Science literacy is foundational in any society shaped by science and technology. Surveys of the U.S. general public by the National Science Foundation show an average score of less than 2/3 correct on a series of science knowledge questions, and fewer than half of the respondents show any significant understanding of the process of scientific inquiry. These measures are unchanged for two decades. At the University of Arizona, we have measured science knowledge and beliefs on scientific issues for 11,000 undergraduate students since 1989, using an instrument that overlaps with the NSF survey. This population of non-science majors is typical of ten million undergraduate students nationwide. There is a less than 10% gain in performance in the science knowledge score between the incoming freshmen and seniors who graduate having completed their requirement of three science classes. Variables such as the number of science courses and the level of pseudoscientific belief account for less than 10% of the variance in science knowledge scores. It is also clear in a related survey on where students get their information about science that the Internet is the dominant source, not the classroom, teacher, or textbook. This is the first study to track the evolution and progression of science literacy in the undergraduate population, and relate it to belief systems. If this situation is to be improved, scientists and policy makers need to decide what aspects of science knowledge and process are important for adults to know, and school and college science educators need to tailor their pedagogical approaches with those goals in mind.

Keywords: Science Literacy; Undergraduate Education, Knowledge, Belief Systems, Sources of Information, Pseudoscience

The International Journal of Science in Society, Volume 4, Issue 3, pp.167-180. Article: Print (Spiral Bound). Article: Electronic (PDF File; 1.559MB).

Chris Impey

University Distinguished Professor, Department of Astronomy, Tucson, Arizona, USA

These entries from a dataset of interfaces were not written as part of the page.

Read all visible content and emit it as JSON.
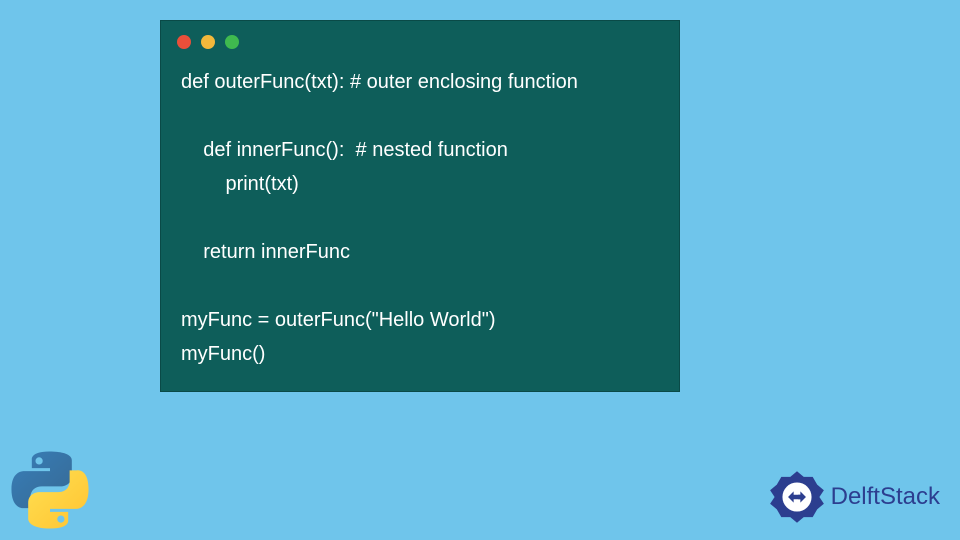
{
  "colors": {
    "page_bg": "#6fc5eb",
    "window_bg": "#0e5e5a",
    "code_fg": "#ffffff",
    "dot_red": "#e94f3a",
    "dot_yellow": "#f2b83b",
    "dot_green": "#3fba4f",
    "brand_color": "#2c3e8f"
  },
  "code": {
    "line1": "def outerFunc(txt): # outer enclosing function",
    "line2": "",
    "line3": "    def innerFunc():  # nested function",
    "line4": "        print(txt)",
    "line5": "",
    "line6": "    return innerFunc",
    "line7": "",
    "line8": "myFunc = outerFunc(\"Hello World\")",
    "line9": "myFunc()"
  },
  "icons": {
    "python": "python-logo",
    "brand_logo": "delftstack-logo"
  },
  "brand": {
    "text": "DelftStack"
  }
}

Chris Impey is a University Distinguished Professor and Deputy Head of the Department in charge of all academic programs. His research interests are observational cosmology, gravitational lensing, and the evolution and structure of galaxies. He has 160 refereed publications and 60 conference proceedings, and his work has been supported by $18 million in grants from NASA and the NSF. He has won eleven teaching awards, and has been heavily involved in curriculum and instructional technology development. He is a past vice president of the American Astronomical Society. He has also been an NSF Distinguished Teaching Scholar, a Phi Beta Kappa Visiting Scholar, and the Carnegie Council on Teaching’s Arizona Professor of the Year. He has written over thirty popular articles on cosmology and astrobiology, and co-authored two introductory textbooks. He has had four popular science books published, The Living Cosmos, How It Ends, How It Began, and Dreams of Other Worlds. He was a co-chair of the Education and Public Outreach Study Group for the Astronomy Decadal Survey of the National Academy of Sciences. In 2009 he was elected a Fellow of the American Association for the Advancement of Science.